Thermal Degradation of Biomass) last night and put in Post-Its for various
comments to talk to you about. It now looks like a porcupine. How did we ever
survive without POST-ITS?

1. Maybe you are so exhausted by having written such a magnum opus that you
never want to hear about pyroysis and gasification again. I could accept that.
What is your current state and what will you be continuing with?

2: Your thesis is handsomer than many books; with its excellent graphics, good
summaries and color pictures. I highly recommend it as the best statement of
the "state of the art" in this field. I hope our "Survey of Biomass
Gasification" will compliment it and we will quote it extensively. Please pass
my comments on to your professors and congratulate them too.

3. How many copies did you print. If others in the GASIFICATION network write
could they get a copy? If you ever wind up with a few extra boxes, I would be
happy to take them under the wing of the Biomass Energy Foundation Press and
list it for sale. I'll pay freight.

4. I will refrain from discussing specific issues until I discover whether you
are still interested.

5. I commend you on your TG/DTG work, going right to the heart of pyrolysis of
cellulose, hemicellulose and wood. Anyone who hasn't examined and thought about
these curves in detail hasn't joined the party yet.

Did you know that we published an "Atlas of Thermal Data for Biomass and Other
FUels", (NREL/TP-433-7965, Gaur and Reed, 1995). I'm surprised you hadn't heard
about it, since Antal and Verhyagi were both instrumental in sugesting our
measuring protocol for over 100 specimens of various kinds of biomass and other
fuels. All tests were run at 10C/min unless otherwise specified, so it is easy
to compare the thermal behavior of straw with seaweed for instance.

You might be able to get a copy from Sally Evans, documents at NREL, if there are any left. It may issue as a hardcover from
... press if Gaur finishes making requrested additions.

4. For our work we used a SEIKO thermal balance which we think may be the best
for accurate work. But our results agree generally with yours.

5. I will hold detailed comments and questions until I find out whether you are
interested in a continuing dialogue.

Unrelated, but Norwegian question:

I have come across a Paul Wendelbro, a Norwegian, who has developed a gasifier
cookstove very similar to the one I developed with Ron Larson. I've been trying
to track him down without success. Ever heard of him?
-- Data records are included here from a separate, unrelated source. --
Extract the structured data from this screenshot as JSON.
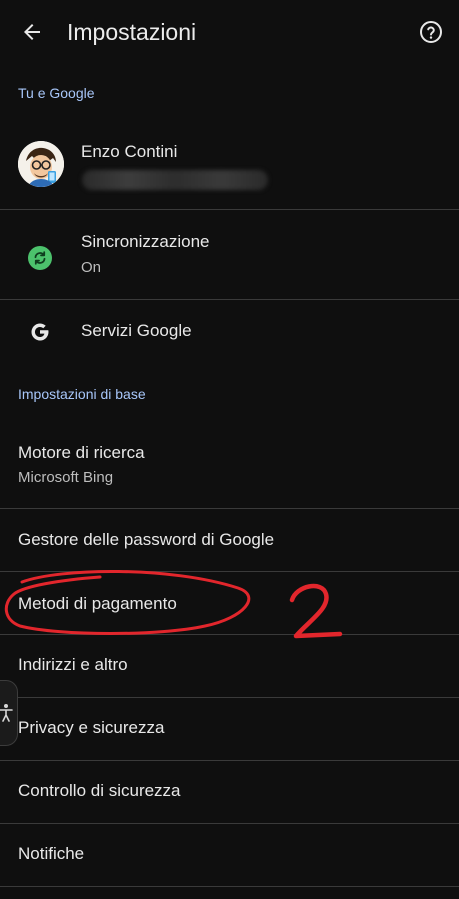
{
  "header": {
    "title": "Impostazioni"
  },
  "sections": {
    "account": "Tu e Google",
    "basic": "Impostazioni di base"
  },
  "account": {
    "name": "Enzo Contini"
  },
  "sync": {
    "title": "Sincronizzazione",
    "status": "On",
    "color": "#4cc26c"
  },
  "google_services": {
    "title": "Servizi Google"
  },
  "search_engine": {
    "title": "Motore di ricerca",
    "value": "Microsoft Bing"
  },
  "items": {
    "password_manager": "Gestore delle password di Google",
    "payment_methods": "Metodi di pagamento",
    "addresses": "Indirizzi e altro",
    "privacy": "Privacy e sicurezza",
    "safety_check": "Controllo di sicurezza",
    "notifications": "Notifiche"
  },
  "annotation": {
    "number": "2",
    "color": "#e2262c"
  },
  "colors": {
    "background": "#0f0f0f",
    "section_label": "#a8c7fa",
    "divider": "#3a3a3a"
  }
}
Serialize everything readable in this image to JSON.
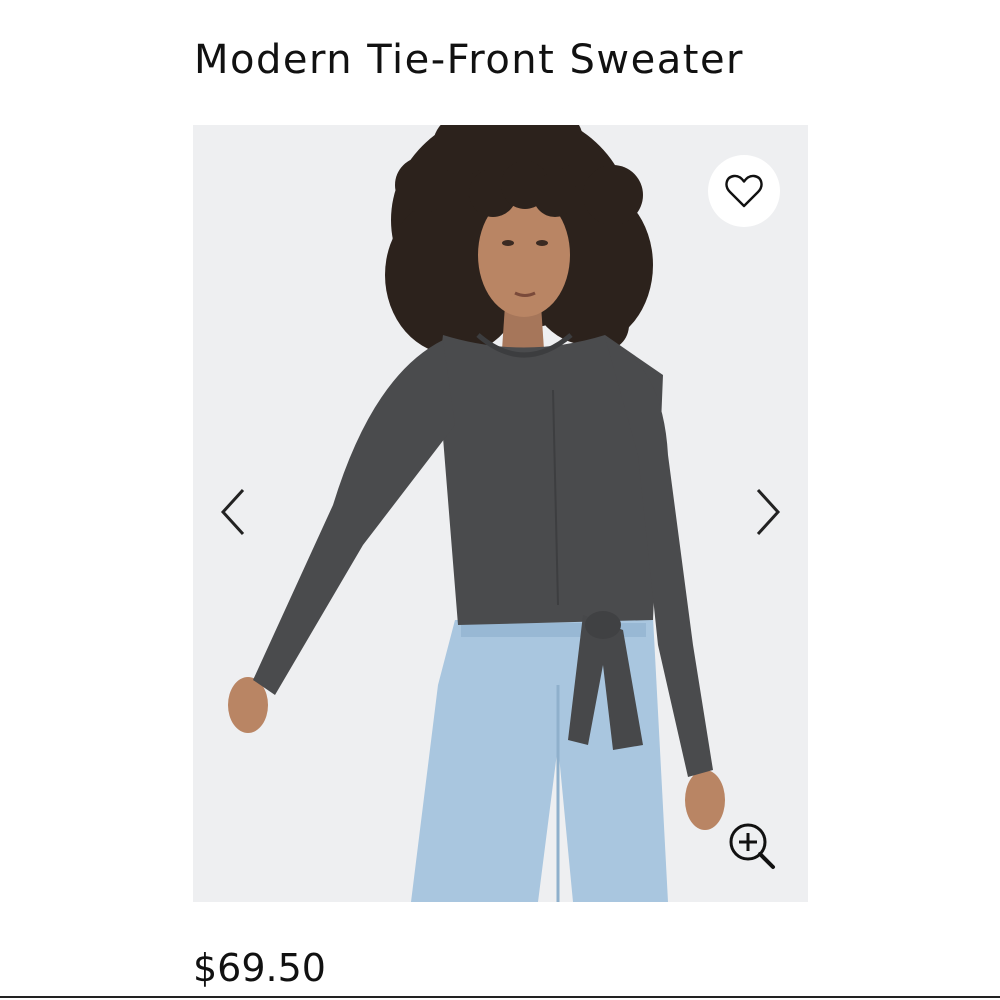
{
  "product": {
    "title": "Modern Tie-Front Sweater",
    "price": "$69.50"
  },
  "gallery": {
    "image_alt": "Model wearing a charcoal long-sleeve tie-front sweater with light-wash jeans",
    "favorite_icon": "heart-outline-icon",
    "prev_icon": "chevron-left-icon",
    "next_icon": "chevron-right-icon",
    "zoom_icon": "zoom-in-icon"
  },
  "colors": {
    "background": "#ffffff",
    "photo_background": "#eeeff1",
    "sweater": "#4a4b4d",
    "jeans": "#a9c6df",
    "text": "#111111"
  }
}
I hope 1997 is a wonderful year for you, TOM REED



From tmiles at Tue Dec 31 11:37:14 1996
From: tmiles at (Tom Miles)
Date: Tue Aug 31 21:07:15 2004
Subject: GAS-L: Re: HTW Syn-Gas Gasifier
Message-ID: <>

YS>Would you agree? Regards Yrjo
TR>Yes - I would agree, and I hope Yrjo will send me a good reference to
the HTW
TR>gasifier, starting with what does HTW mean. I will be sure to include
it in our
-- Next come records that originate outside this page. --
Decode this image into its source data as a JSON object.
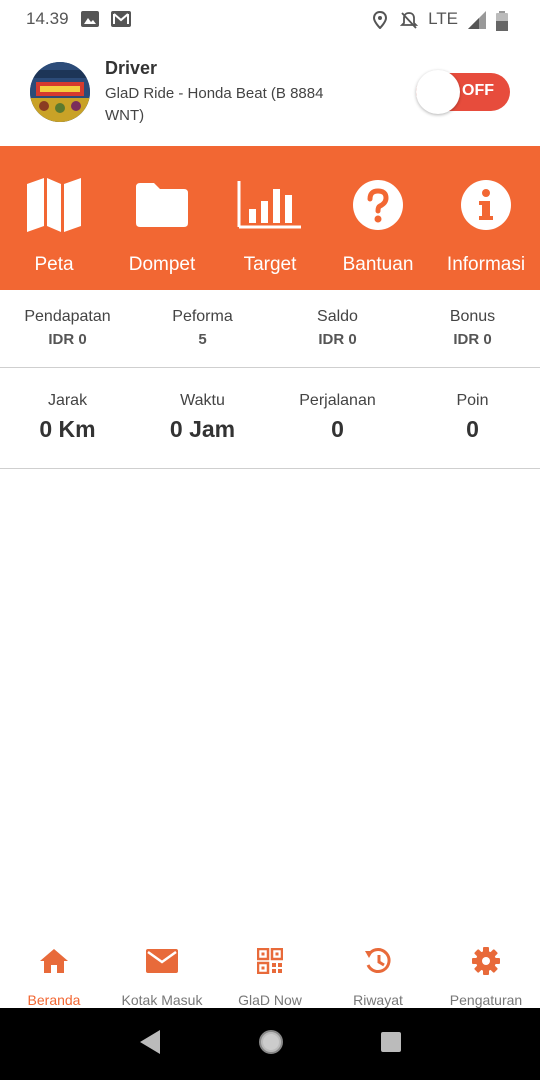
{
  "status_bar": {
    "time": "14.39",
    "network": "LTE"
  },
  "header": {
    "title": "Driver",
    "vehicle": "GlaD Ride - Honda Beat (B 8884 WNT)",
    "toggle_label": "OFF"
  },
  "menu": [
    {
      "label": "Peta",
      "icon": "map-icon"
    },
    {
      "label": "Dompet",
      "icon": "folder-icon"
    },
    {
      "label": "Target",
      "icon": "bar-chart-icon"
    },
    {
      "label": "Bantuan",
      "icon": "help-icon"
    },
    {
      "label": "Informasi",
      "icon": "info-icon"
    }
  ],
  "stats_top": [
    {
      "label": "Pendapatan",
      "value": "IDR 0"
    },
    {
      "label": "Peforma",
      "value": "5"
    },
    {
      "label": "Saldo",
      "value": "IDR 0"
    },
    {
      "label": "Bonus",
      "value": "IDR 0"
    }
  ],
  "stats_bottom": [
    {
      "label": "Jarak",
      "value": "0 Km"
    },
    {
      "label": "Waktu",
      "value": "0 Jam"
    },
    {
      "label": "Perjalanan",
      "value": "0"
    },
    {
      "label": "Poin",
      "value": "0"
    }
  ],
  "bottom_nav": [
    {
      "label": "Beranda",
      "icon": "home-icon",
      "active": true
    },
    {
      "label": "Kotak Masuk",
      "icon": "mail-icon",
      "active": false
    },
    {
      "label": "GlaD Now",
      "icon": "qr-code-icon",
      "active": false
    },
    {
      "label": "Riwayat",
      "icon": "history-icon",
      "active": false
    },
    {
      "label": "Pengaturan",
      "icon": "gear-icon",
      "active": false
    }
  ],
  "colors": {
    "accent": "#f26733",
    "toggle_off": "#e74c3c",
    "inactive_icon": "#e86a3a"
  }
}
High Temperature Winkler. The Kemira plant should be well documented in IEA
literature. Esa Kurkela at VTT is probably the best source for that project.

Tom Miles, Jr.
Tom Miles, Jr. Thomas R. Miles, Consulting Design Engineer 5475 SW Arrowwood Lane
Tel (503) 591-1947 Fax (503) 292-2919 Portland, Oregon, USA 97225-1353
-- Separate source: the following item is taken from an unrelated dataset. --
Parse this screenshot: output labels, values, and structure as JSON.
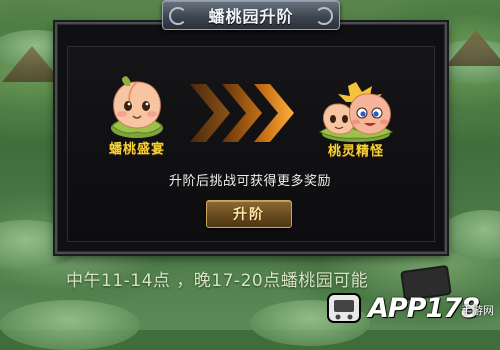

From rcbrown at Tue Dec 31 13:04:57 1996
From: rcbrown at (Robert C. Brown)
Date: Tue Aug 31 21:07:15 2004
Subject: No Subject
Message-ID: <>

Tom Reed: In response to your inquiry about interests of those on the
gasification list:

I am interested in gasification at scales appropriate to niche markets,
which precludes pressurized gasification. I am interested in
indirectly-heated gasifiers and catalytic gasification. My own focus is on
fluidized gasifiers. Problems I would like to see addressed include feeding
biomass materials (especially herbaceous materials) into gasifiers,
techniques for reducing tar and particulate emissions from the reactor, and
issues of integration of gasifiers with "prime movers" at scales appropriate
to niche markets. I could also benefit from advice on reliable gas sampling
and analysis.

Robert Brown


Robert C. Brown
Iowa State University
Department of Mechanical Engineering
2020 H. M. Black Bldg.
Ames, IA 50011
Tel: 515-294-8733
Fax: 515-294-3261